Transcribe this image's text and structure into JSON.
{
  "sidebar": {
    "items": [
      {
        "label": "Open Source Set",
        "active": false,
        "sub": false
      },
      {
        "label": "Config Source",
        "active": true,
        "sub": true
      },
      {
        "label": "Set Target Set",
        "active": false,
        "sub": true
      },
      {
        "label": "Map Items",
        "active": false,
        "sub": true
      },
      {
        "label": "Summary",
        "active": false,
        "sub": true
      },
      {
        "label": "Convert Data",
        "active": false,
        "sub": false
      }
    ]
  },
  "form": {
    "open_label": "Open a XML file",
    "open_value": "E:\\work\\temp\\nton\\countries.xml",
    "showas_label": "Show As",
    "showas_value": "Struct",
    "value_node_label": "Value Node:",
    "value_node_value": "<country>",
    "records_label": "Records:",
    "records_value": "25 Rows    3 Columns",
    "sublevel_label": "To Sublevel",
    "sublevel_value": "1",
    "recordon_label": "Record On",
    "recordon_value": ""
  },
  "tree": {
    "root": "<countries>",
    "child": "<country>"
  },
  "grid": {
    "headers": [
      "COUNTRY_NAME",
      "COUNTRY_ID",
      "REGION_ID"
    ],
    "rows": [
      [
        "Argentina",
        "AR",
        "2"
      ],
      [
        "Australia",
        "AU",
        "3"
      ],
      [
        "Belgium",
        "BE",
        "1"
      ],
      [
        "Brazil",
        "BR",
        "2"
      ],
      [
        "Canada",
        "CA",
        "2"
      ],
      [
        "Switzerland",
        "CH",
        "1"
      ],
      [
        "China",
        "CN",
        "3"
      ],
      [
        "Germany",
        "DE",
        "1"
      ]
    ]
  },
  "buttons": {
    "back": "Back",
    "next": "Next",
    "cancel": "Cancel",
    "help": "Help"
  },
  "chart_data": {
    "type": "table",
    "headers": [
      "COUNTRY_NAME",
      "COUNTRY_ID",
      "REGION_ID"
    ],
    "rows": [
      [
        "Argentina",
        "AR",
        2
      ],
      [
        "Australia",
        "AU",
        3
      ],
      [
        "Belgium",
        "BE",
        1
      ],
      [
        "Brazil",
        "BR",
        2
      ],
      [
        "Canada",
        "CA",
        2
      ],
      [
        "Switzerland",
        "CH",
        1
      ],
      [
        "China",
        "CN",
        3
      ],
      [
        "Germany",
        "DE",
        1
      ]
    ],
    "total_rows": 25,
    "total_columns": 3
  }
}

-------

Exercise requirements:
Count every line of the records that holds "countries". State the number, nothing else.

Finished exercise:
2